These play out in a head-to-head bracket, the winner of each match advancing and the loser being eliminated until just four archers remain. The final four in each category then compete for the stage victory in the televised arena. (Team finals are also broadcast.)

The Hyundai Archery World Cup Final is a matchplay event and there is no qualifying round.

Instead, the eight archers who qualify in each category are put into a random draw to decide the seedings and they shoot a televised head-to-head bracket, from quarterfinals to final, to decide who will be named Hyundai Archery World Cup Champion.

Session schedule at stages

Day Morning session Afternoon session
Tuesday (day 1) Practice Compound qualification
Wednesday (day 2) Compound team eliminations Recurve qualification
Thursday (day 3) Recurve team eliminations Compound eliminations
Friday (day 4) Mixed team eliminations Recurve eliminations
Saturday (day 5) Compound team finals (televised) Compound final fours (televised)
Sunday (day 6) Recurve team finals (televised) Recurve final fours (televised)

Matchplay rules

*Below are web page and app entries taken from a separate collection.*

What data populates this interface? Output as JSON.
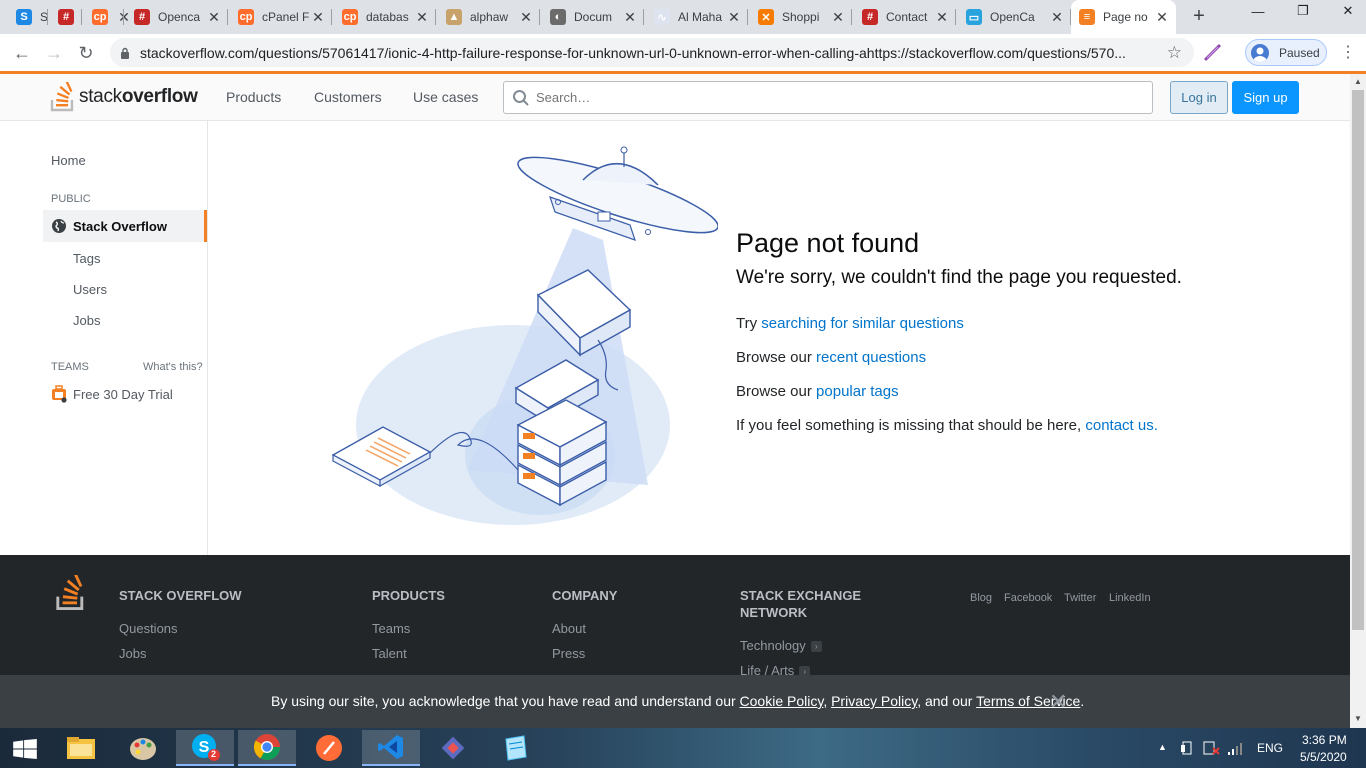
{
  "browser": {
    "tabs": [
      {
        "label": "S",
        "fav_color": "#1e88e5",
        "fav_text": "S"
      },
      {
        "label": "",
        "fav_color": "#c62828",
        "fav_text": "#"
      },
      {
        "label": "",
        "fav_color": "#ff6c2c",
        "fav_text": "cp"
      },
      {
        "label": "Openca",
        "fav_color": "#c62828",
        "fav_text": "#"
      },
      {
        "label": "cPanel F",
        "fav_color": "#ff6c2c",
        "fav_text": "cp"
      },
      {
        "label": "databas",
        "fav_color": "#ff6c2c",
        "fav_text": "cp"
      },
      {
        "label": "alphaw",
        "fav_color": "#c8a26b",
        "fav_text": "▲"
      },
      {
        "label": "Docum",
        "fav_color": "#6b6b6b",
        "fav_text": "◐"
      },
      {
        "label": "Al Maha",
        "fav_color": "#dde3ef",
        "fav_text": "∿"
      },
      {
        "label": "Shoppi",
        "fav_color": "#f57c00",
        "fav_text": "✕"
      },
      {
        "label": "Contact",
        "fav_color": "#c62828",
        "fav_text": "#"
      },
      {
        "label": "OpenCa",
        "fav_color": "#29a3dd",
        "fav_text": "▭"
      },
      {
        "label": "Page no",
        "fav_color": "#f48024",
        "fav_text": "≡"
      }
    ],
    "url": "stackoverflow.com/questions/57061417/ionic-4-http-failure-response-for-unknown-url-0-unknown-error-when-calling-ahttps://stackoverflow.com/questions/570...",
    "profile_label": "Paused"
  },
  "so": {
    "logo_light": "stack",
    "logo_bold": "overflow",
    "nav": [
      "Products",
      "Customers",
      "Use cases"
    ],
    "search_placeholder": "Search…",
    "login": "Log in",
    "signup": "Sign up"
  },
  "sidebar": {
    "home": "Home",
    "public_head": "PUBLIC",
    "active": "Stack Overflow",
    "items": [
      "Tags",
      "Users",
      "Jobs"
    ],
    "teams_head": "TEAMS",
    "whats_this": "What's this?",
    "trial": "Free 30 Day Trial"
  },
  "notfound": {
    "title": "Page not found",
    "subtitle": "We're sorry, we couldn't find the page you requested.",
    "line1_pre": "Try ",
    "line1_link": "searching for similar questions",
    "line2_pre": "Browse our ",
    "line2_link": "recent questions",
    "line3_pre": "Browse our ",
    "line3_link": "popular tags",
    "line4_pre": "If you feel something is missing that should be here, ",
    "line4_link": "contact us."
  },
  "footer": {
    "col1_head": "STACK OVERFLOW",
    "col1_links": [
      "Questions",
      "Jobs"
    ],
    "col2_head": "PRODUCTS",
    "col2_links": [
      "Teams",
      "Talent"
    ],
    "col3_head": "COMPANY",
    "col3_links": [
      "About",
      "Press"
    ],
    "col4_head_1": "STACK EXCHANGE",
    "col4_head_2": "NETWORK",
    "col4_links": [
      "Technology",
      "Life / Arts"
    ],
    "social": [
      "Blog",
      "Facebook",
      "Twitter",
      "LinkedIn"
    ]
  },
  "cookie": {
    "pre": "By using our site, you acknowledge that you have read and understand our ",
    "cookie_policy": "Cookie Policy",
    "comma": ", ",
    "privacy_policy": "Privacy Policy",
    "and_our": ", and our ",
    "terms": "Terms of Service",
    "period": "."
  },
  "taskbar": {
    "lang": "ENG",
    "time": "3:36 PM",
    "date": "5/5/2020",
    "skype_badge": "2"
  },
  "colors": {
    "accent_orange": "#f48024",
    "link_blue": "#0074cc",
    "signup_blue": "#0a95ff"
  }
}
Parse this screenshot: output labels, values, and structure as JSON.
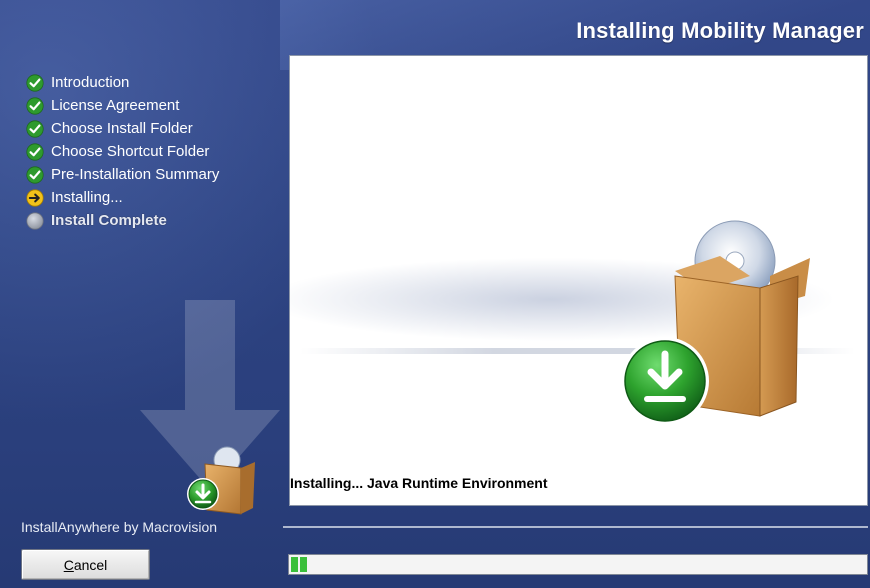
{
  "window": {
    "title": "Installing Mobility Manager"
  },
  "steps": [
    {
      "label": "Introduction",
      "state": "done",
      "icon": "check-icon"
    },
    {
      "label": "License Agreement",
      "state": "done",
      "icon": "check-icon"
    },
    {
      "label": "Choose Install Folder",
      "state": "done",
      "icon": "check-icon"
    },
    {
      "label": "Choose Shortcut Folder",
      "state": "done",
      "icon": "check-icon"
    },
    {
      "label": "Pre-Installation Summary",
      "state": "done",
      "icon": "check-icon"
    },
    {
      "label": "Installing...",
      "state": "current",
      "icon": "arrow-right-icon"
    },
    {
      "label": "Install Complete",
      "state": "pending",
      "icon": "circle-icon"
    }
  ],
  "content": {
    "status_text": "Installing...  Java Runtime Environment"
  },
  "footer": {
    "brand": "InstallAnywhere by Macrovision",
    "cancel_label": "Cancel",
    "cancel_mnemonic": "C",
    "cancel_rest": "ancel"
  },
  "progress": {
    "fraction": 0.03
  },
  "colors": {
    "done": "#2e9a2e",
    "current": "#f2c21a",
    "pending": "#9aa0aa",
    "progress": "#3bbf3b",
    "background": "#2d4382"
  }
}
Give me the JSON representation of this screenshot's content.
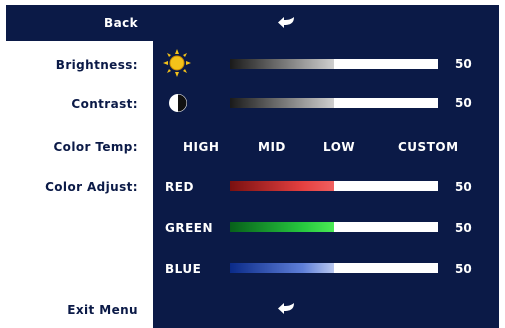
{
  "header": {
    "back_label": "Back",
    "back_icon": "return-arrow-icon"
  },
  "labels": {
    "brightness": "Brightness:",
    "contrast": "Contrast:",
    "color_temp": "Color Temp:",
    "color_adjust": "Color Adjust:",
    "exit_menu": "Exit Menu"
  },
  "brightness": {
    "icon": "sun-icon",
    "value": "50",
    "level": 0.5
  },
  "contrast": {
    "icon": "contrast-icon",
    "value": "50",
    "level": 0.5
  },
  "color_temp_options": [
    "HIGH",
    "MID",
    "LOW",
    "CUSTOM"
  ],
  "color_adjust": [
    {
      "label": "RED",
      "value": "50",
      "level": 0.5,
      "color": "#e54040"
    },
    {
      "label": "GREEN",
      "value": "50",
      "level": 0.5,
      "color": "#27c83f"
    },
    {
      "label": "BLUE",
      "value": "50",
      "level": 0.5,
      "color": "#5f7fd8"
    }
  ],
  "exit_icon": "return-arrow-icon",
  "colors": {
    "panel": "#0b1a47",
    "label_text": "#0b1a47",
    "panel_text": "#ffffff",
    "icon_yellow": "#f4c21a"
  }
}
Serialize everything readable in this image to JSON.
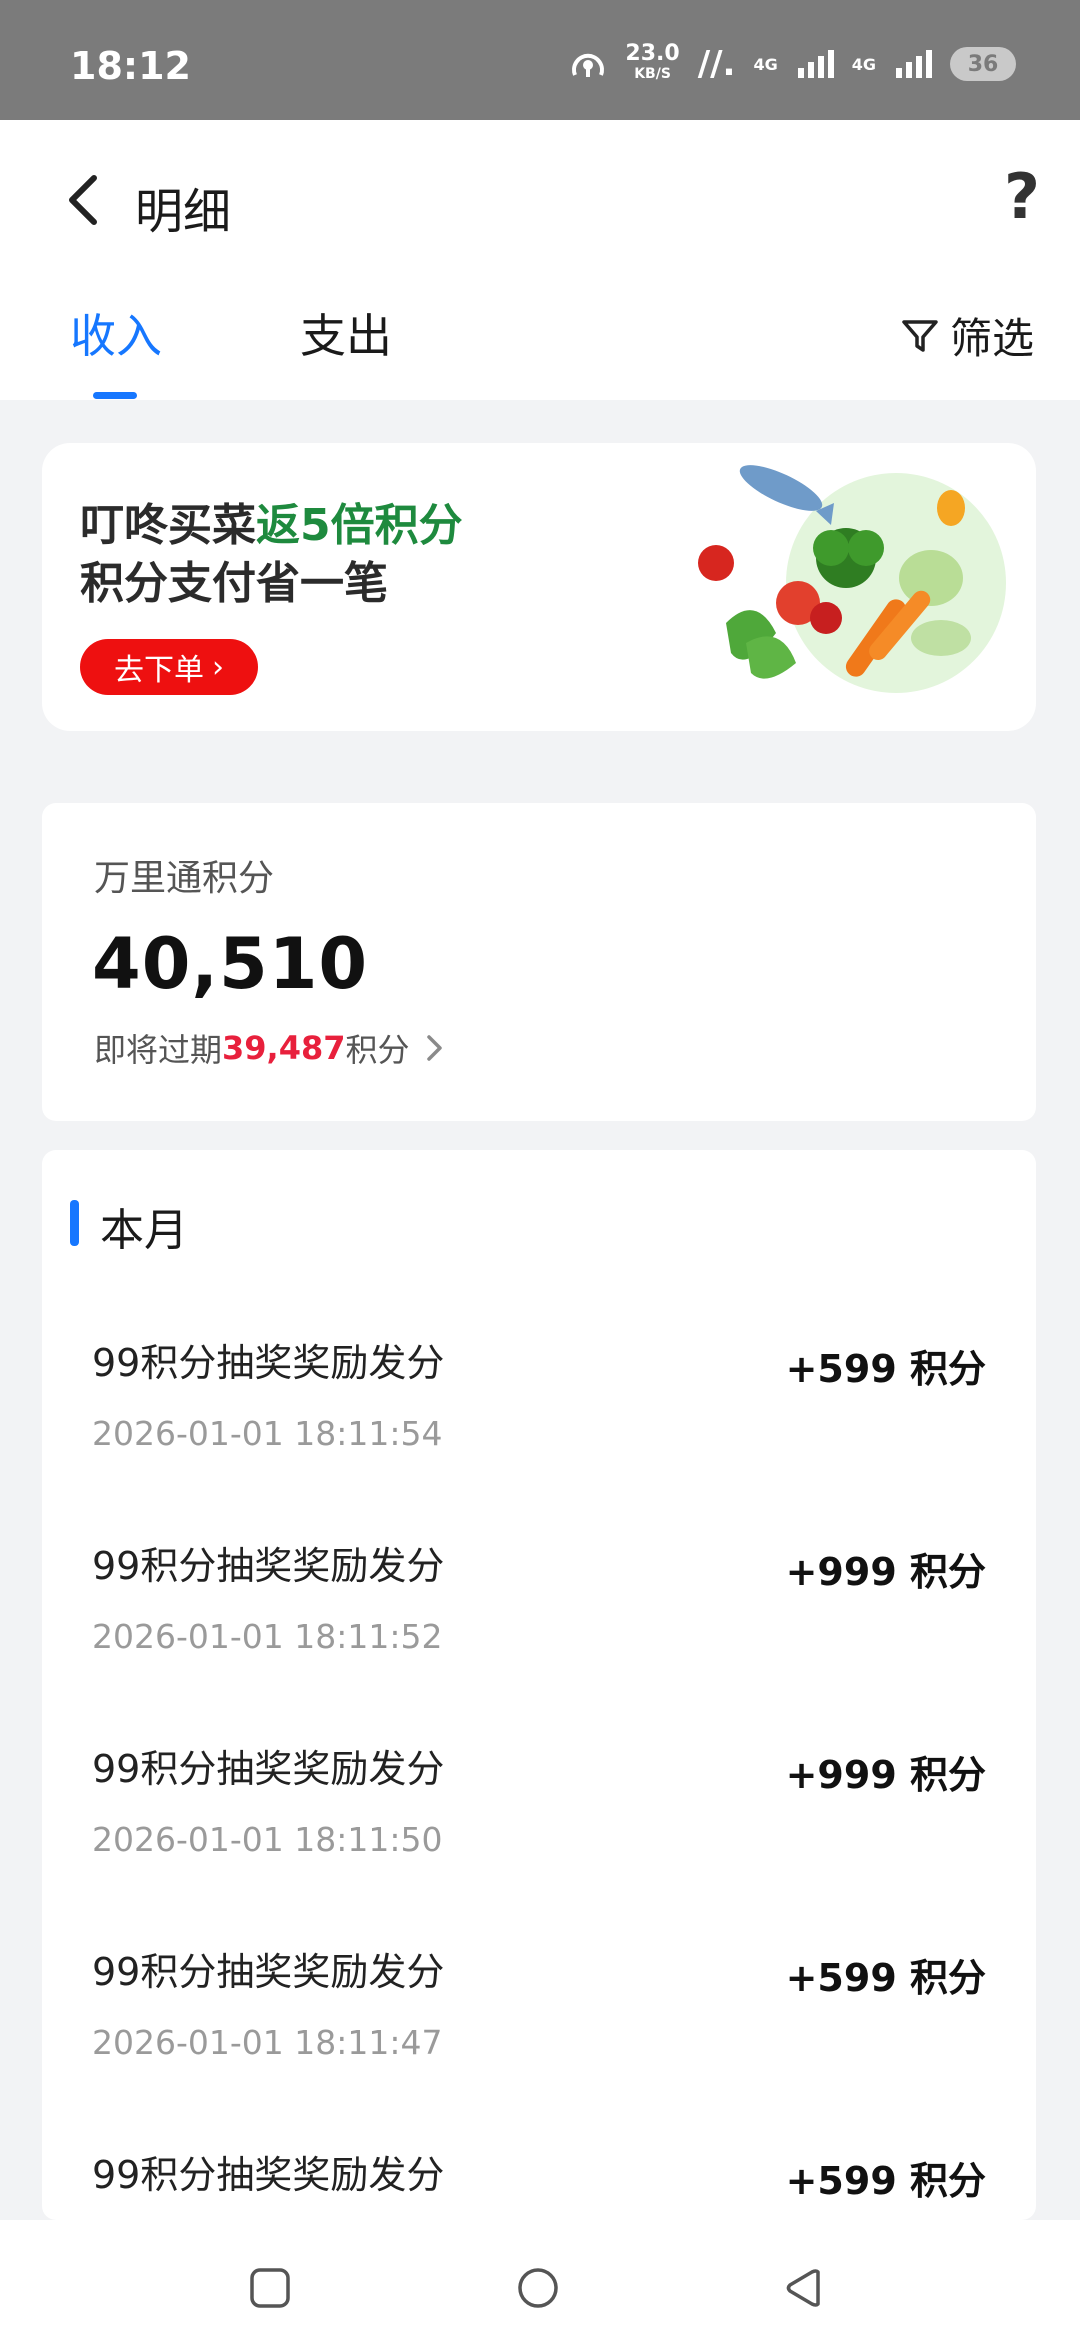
{
  "status": {
    "time": "18:12",
    "speed_value": "23.0",
    "speed_unit": "KB/S",
    "net1": "4G",
    "net2": "4G",
    "battery": "36"
  },
  "header": {
    "title": "明细",
    "tabs": [
      {
        "label": "收入",
        "active": true
      },
      {
        "label": "支出",
        "active": false
      }
    ],
    "filter_label": "筛选"
  },
  "banner": {
    "line1_prefix": "叮咚买菜",
    "line1_highlight": "返5倍积分",
    "line2": "积分支付省一笔",
    "button_label": "去下单",
    "button_chevron": "›"
  },
  "points_card": {
    "label": "万里通积分",
    "points": "40,510",
    "expire_prefix": "即将过期",
    "expire_amount": "39,487",
    "expire_suffix": "积分"
  },
  "list": {
    "month_title": "本月",
    "items": [
      {
        "title": "99积分抽奖奖励发分",
        "date": "2026-01-01 18:11:54",
        "amount": "+599 积分"
      },
      {
        "title": "99积分抽奖奖励发分",
        "date": "2026-01-01 18:11:52",
        "amount": "+999 积分"
      },
      {
        "title": "99积分抽奖奖励发分",
        "date": "2026-01-01 18:11:50",
        "amount": "+999 积分"
      },
      {
        "title": "99积分抽奖奖励发分",
        "date": "2026-01-01 18:11:47",
        "amount": "+599 积分"
      },
      {
        "title": "99积分抽奖奖励发分",
        "date": "",
        "amount": "+599 积分"
      }
    ]
  },
  "colors": {
    "accent": "#1677ff",
    "highlight_green": "#1e8a3e",
    "button_red": "#ee1010",
    "expire_red": "#e8203c"
  },
  "icons": [
    "back-icon",
    "help-icon",
    "filter-icon",
    "chevron-right-icon",
    "square-nav-icon",
    "circle-nav-icon",
    "triangle-nav-icon"
  ]
}
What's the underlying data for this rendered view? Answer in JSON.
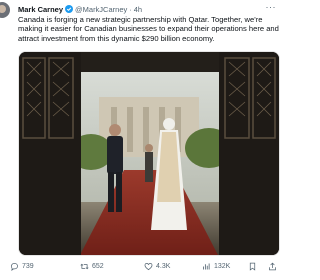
{
  "post": {
    "author_name": "Mark Carney",
    "author_handle": "@MarkJCarney",
    "separator": "·",
    "time": "4h",
    "more_label": "···",
    "text": "Canada is forging a new strategic partnership with Qatar. Together, we're making it easier for Canadian businesses to expand their operations here and attract investment from this dynamic $290 billion economy.",
    "verified_color": "#1d9bf0"
  },
  "actions": {
    "replies": "739",
    "reposts": "652",
    "likes": "4.3K",
    "views": "132K"
  },
  "icons": [
    "avatar",
    "verified-badge-icon",
    "more-icon",
    "reply-icon",
    "retweet-icon",
    "like-icon",
    "views-icon",
    "bookmark-icon",
    "share-icon"
  ]
}
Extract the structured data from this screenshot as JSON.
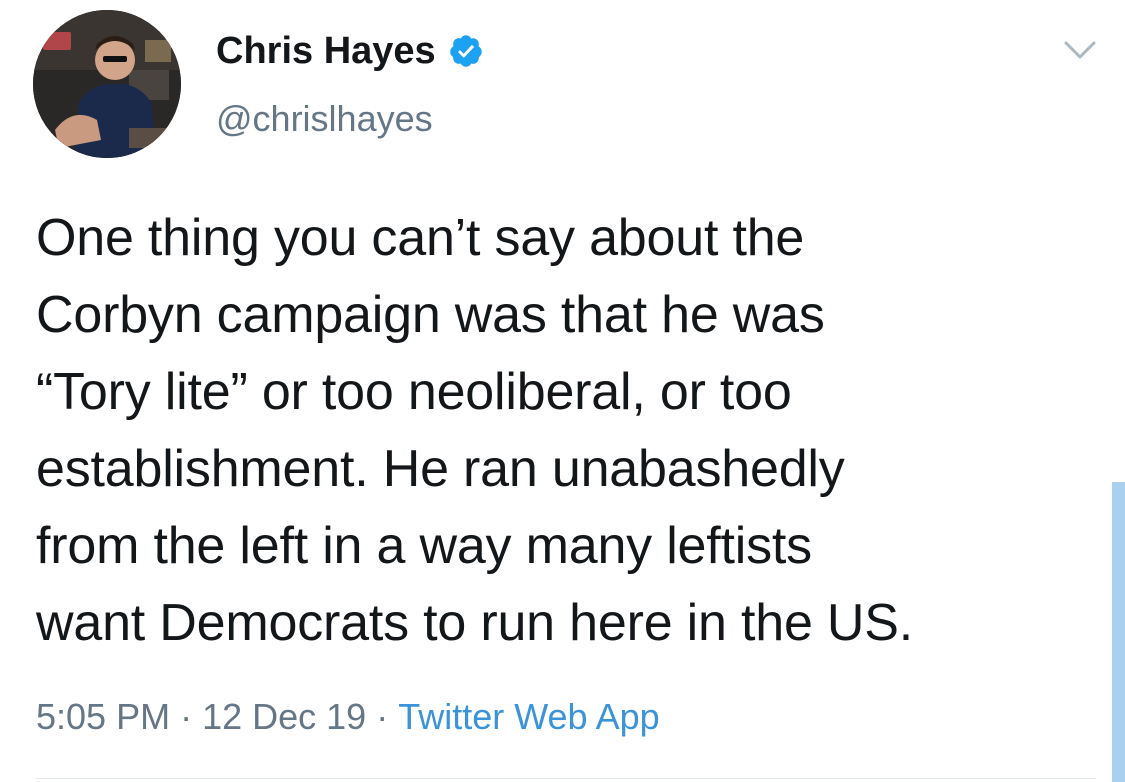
{
  "author": {
    "display_name": "Chris Hayes",
    "handle": "@chrislhayes",
    "verified": true,
    "avatar_icon": "profile-photo"
  },
  "tweet": {
    "text": "One thing you can’t say about the\nCorbyn campaign was that he was\n“Tory lite” or too neoliberal, or too\nestablishment. He ran unabashedly\nfrom the left in a way many leftists\nwant Democrats to run here in the US."
  },
  "meta": {
    "time": "5:05 PM",
    "date": "12 Dec 19",
    "separator": "·",
    "source": "Twitter Web App"
  },
  "icons": {
    "menu": "chevron-down-icon",
    "verified": "verified-badge-icon"
  },
  "colors": {
    "text": "#14171a",
    "secondary": "#657786",
    "link": "#3b94d9",
    "verified": "#1da1f2"
  }
}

Recurve matches are decided using the set system. Archers shoot sets of three arrows and the archer with the highest score in the set receives two set points; both are awarded one set point if the set is tied. The first to six set points wins the match.

(Recurve team matches work in almost the same way. Teams shoot six arrows per set and mixed teams shoot four arrows per set. The first team or mixed team to five set points wins the match.)

Compound matches are decided using cumulative scoring. Archers shoot 15 arrows, split into five ends of three, and the archer with the highest total points score wins the match.

(Compound team matches work in almost the same way except teams shoot 24 arrows, split into four ends of six, and mixed teams shoot 16 arrows, split into four ends of four.)

The most exciting moment in archery is a tiebreak or single-arrow shoot-off. This occurs when two recurve archers are tied on five set points after five sets or when two compound archers are tied on total score after 15 arrows. Each archer shoots one arrow and the archer whose arrow lands closest to the middle of the target wins the match.

Draw, aim, shoot

Despite the significant distances involved, archery is a sport of exceptionally small margins.

The accuracy and consistency of athletes on the Hyundai Archery World Cup circuit can be quite mind-boggling. While an arrow might travel 70 metres downrange, flying in an arc that lifts it six metres above the ground, and be moved by gusts of wind, a millimetre on the target can make all the difference.

Much of archery is a mental game and the physical differences from each arrow to each arrow can be minuscule – although critical.

There are, however, some key visible indicators to watch out for. Rhythm is very important in the sport, so the length of time an archer spends aiming can reveal a lot about the pressure they’re feeling. The release is the most critical part of an archer’s process – so if it’s not calm and controlled, it’s likely something is wrong. An elite archer is so in-tune with their technique that, often, the reaction on their face at the moment the arrow leaves the bow says just as much as the points the arrow scores when it hits the target.

Archery boils down to draw, aim and shoot. Sounds easy, doesn’t it? It’s not.

The international season begins in April with the first stage of the Hyundai Archery World Cup in Antalya, Türkiye.